- A combination bet that includes three selections
- Four separate bets in total (so £5 Trixie costs £20, for example)
- Includes the three possible doubles and one treble
- Two selections must win to gain a return
- Bet is available at all major online betting sites
So a Trixie includes three picks, such as picking the winner in three horse races, and covering the three possible doubles, plus the accumulator (treble) including all three. To then make this bet into a Round Robin we just add an Up And Down bet for each of the three doubles. As a UAD is two bets rolled into one, these three extra UADS add a further six bets, meaning that a Round Robin will require 10 stakes to cover each of its component bets.
Because the UADs offer at least some return when just one selection wins, an RR, unlike a Trixie, will see something returned to the punter even if two out of the three sections lose. However, with 10 bets in total, you will generally need at least two winners to end up in the black, although this will depend on the odds of the winning selection.
Round Robin Example

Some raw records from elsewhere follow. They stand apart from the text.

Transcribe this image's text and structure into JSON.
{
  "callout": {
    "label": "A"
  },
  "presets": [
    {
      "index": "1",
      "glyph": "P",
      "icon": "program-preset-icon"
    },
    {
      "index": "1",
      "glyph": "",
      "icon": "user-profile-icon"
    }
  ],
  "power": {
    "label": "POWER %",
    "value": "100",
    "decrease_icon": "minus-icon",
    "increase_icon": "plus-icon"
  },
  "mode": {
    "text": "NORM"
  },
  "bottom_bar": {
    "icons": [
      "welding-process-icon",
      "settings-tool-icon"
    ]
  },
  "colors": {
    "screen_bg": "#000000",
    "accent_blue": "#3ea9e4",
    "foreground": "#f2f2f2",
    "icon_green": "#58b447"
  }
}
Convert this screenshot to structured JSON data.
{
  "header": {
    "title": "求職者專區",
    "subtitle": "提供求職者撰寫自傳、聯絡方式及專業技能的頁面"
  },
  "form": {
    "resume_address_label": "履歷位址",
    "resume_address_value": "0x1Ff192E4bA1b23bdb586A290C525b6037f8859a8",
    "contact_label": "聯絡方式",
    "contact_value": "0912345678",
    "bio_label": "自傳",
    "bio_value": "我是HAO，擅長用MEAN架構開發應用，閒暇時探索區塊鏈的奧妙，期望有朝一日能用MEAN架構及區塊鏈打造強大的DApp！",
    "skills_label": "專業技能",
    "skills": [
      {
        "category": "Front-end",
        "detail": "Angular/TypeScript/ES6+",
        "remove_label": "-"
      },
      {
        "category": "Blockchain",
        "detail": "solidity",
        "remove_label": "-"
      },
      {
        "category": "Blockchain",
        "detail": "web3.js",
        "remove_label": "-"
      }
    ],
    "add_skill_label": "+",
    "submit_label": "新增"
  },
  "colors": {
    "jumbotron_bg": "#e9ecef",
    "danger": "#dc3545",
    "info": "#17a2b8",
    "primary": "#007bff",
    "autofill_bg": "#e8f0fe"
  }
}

To hopefully further clarify how this wager works in practice let us consider an example. You might be going to your local racecourse and decide you want to place an RR on the three biggest races of the day. To keep our example simple, let’s say you back Horse 1, Horse 2 and Horse 3 all at the same odds of 4/1 and make a £10 RR costing £100 in total. Your 10 bets would be as follows:
- 1-2 Double
- 1-3 Double
- 2-3 Double
- 1-2-3 Treble
- 1-2 UAD
- 2-1 UAD
- 1-3 UAD
- 3-1 UAD
- 2-3 UAD
- 3-2 UAD
Lets now look at the permutations of having one, two and three winners in this example.
If just one selection wins, for example Horse 1, then the only bets that you would win were the first parts of the Up And Down wagers where that first part of the bet was a non-conditional single on that horse. As such that would be bets five and seven on the list above. With these bets your £10 bet would yield a return of £50 but £10 of that, the stake, would then go on to be placed as a single on the other horse included. Given only Horse 1 would have won, you would lose that £10 and your total returns would be £80 (£40 retained winnings from Bet 5 and another £40 from Bet 7) for an overall loss of £20.
With horses at nice odds of 4/1 your returns look rather more pleasing should you land two of your three bets. If we say that Horse 1 and Horse 2 win, then you win that double, Bet 1 on our list, as well as both parts of Bet 5 and Bet 6. This leads to a very handsome yield of £410 on top of your initial £100, with returns of £510 leaving you very nicely in the black.
If you are lucky and/or skilful enough to get all three of your picks for the day’s racing over the line then, naturally enough, all of your 10 bets win. As well as the 10 standard winners you also get further payouts on each of the secondary parts of the UADs, where the initial stake is rolled over whilst the winnings are banked. This very tidy bet cost £100 to place but will return a massive £2,540, leaving you £2,440 to the good!